The Spanish language assigns gender to all nouns.  Nouns are either masculine or feminine.  This presents a problem for us gringos because in English, we don't have to think about this.  It's hard enough just learning a Spanish word, now we have to qualify it by gender. And just knowing if a noun is masculine or feminine is only half the battle.  The real challenge is making sure the articles (la,el,las,los,un,una, etc.),  adjectives (words describing nouns), and nouns,  all agree with each other.  If we get that wrong, it sounds way, way off.  Therefore, we must pay close attention to what is sometimes called The Gender Factor of Spanish.    

The first step is to know the gender of the noun.  Try to remember these
general rules:

If the noun ends in "a" it's usually feminine.  The house-la casa.  A
person-una persona.  But there are exceptions.  If it ends in "ema", “ima”, “ama”, "pa", or "ta", it is almost always masculine.  The program-el programa, the map-el mapa, the planet- el planeta, the climate-el clima, the poet-el poeta.
Just to note, most of these nouns are of Greek origin.

And, if the noun ends in "dad", "tad", "ion ", or "umbre",  it will most
always be feminine.  The university- la universidad, the liberty- la libertad, the mission- la missión,  the custom- la costumbre.  There are very few
exceptions to this rule.  The centurion- el centurion is one.

Unfortunately, some nouns just have to be memorized, especially if they
don't end in A or O, or end in E.  The fountain-la fuente, the bridge-el puente, the tree- el árbol. 

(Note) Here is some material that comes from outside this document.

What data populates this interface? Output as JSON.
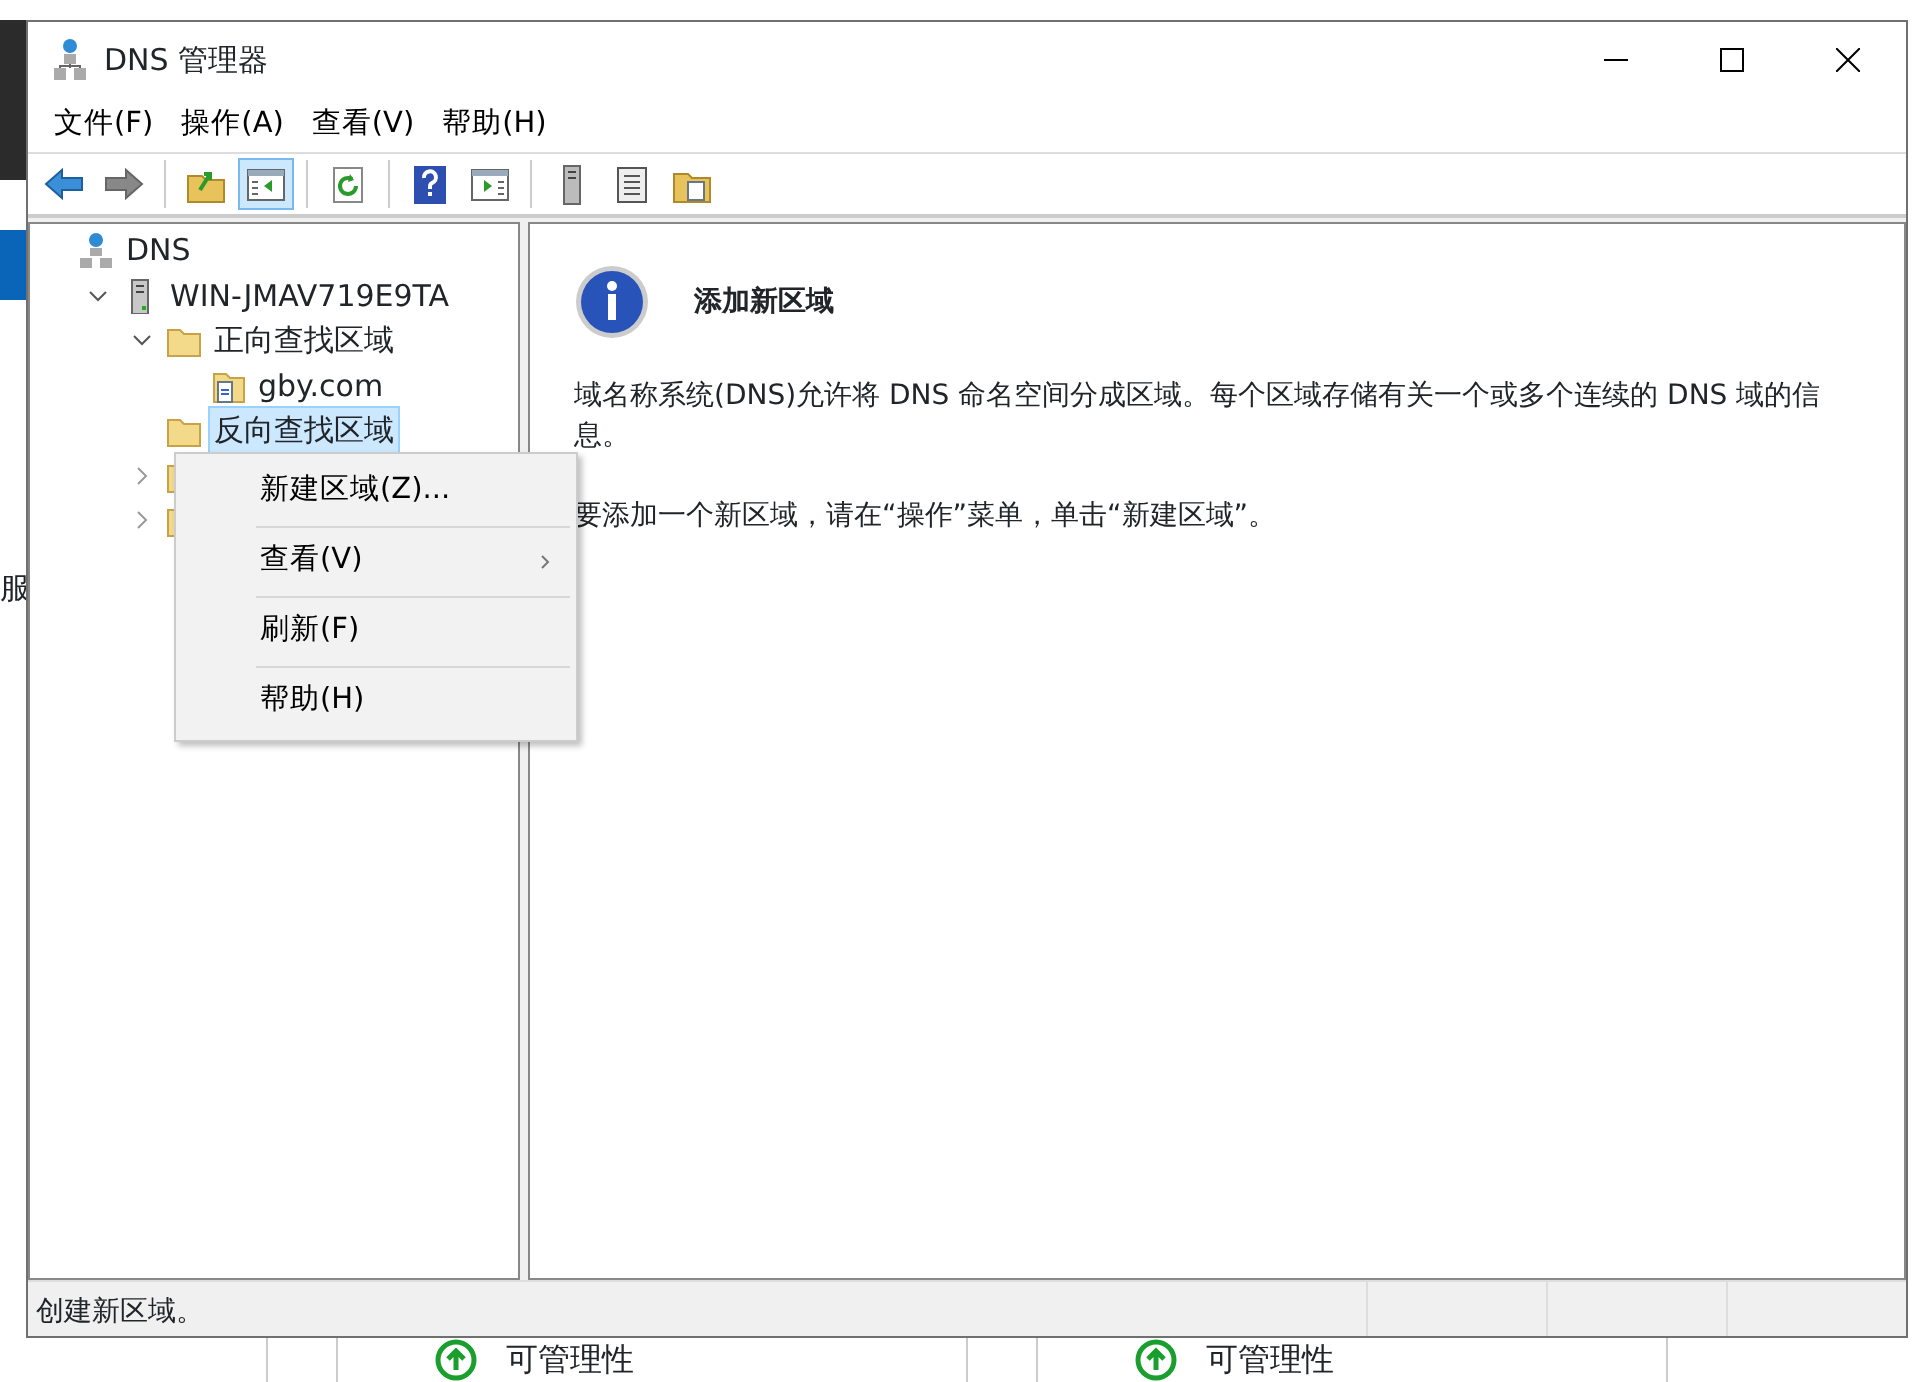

I suggest anytime you learn a new noun, write it down in your notes, and
always put the article in front of it.  When I learn a new word from my
house keeper or instructor for example, I always ask EL...?or LA...?  and
then write both the article and the noun down.

In part II,  We will look at a few simple sentences
where the articles and adjectives agree, and are consistent to the gender of the noun. And we will look at a few possessive pronouns (mine,yours,theirs, ours, his, hers, etc.) which must also agree to the noun’s gender. 

Spanish Tip of the Day:

Never be tempted to buy Spanish learning programs or books that promise fluency in a short amount of time.  It just won't happen.   The best money spent for learning Spanish is for private lessons. 

Hope this helps!



Hi, my name is Fred.  My background in Spanish is a year in high school
(long ago) and the last seven years taking private lessons almost daily, in
the States and in Panamá'.    I am not yet fluent, but maybe I can pass on
to you some tips to help your Spanish learning experience.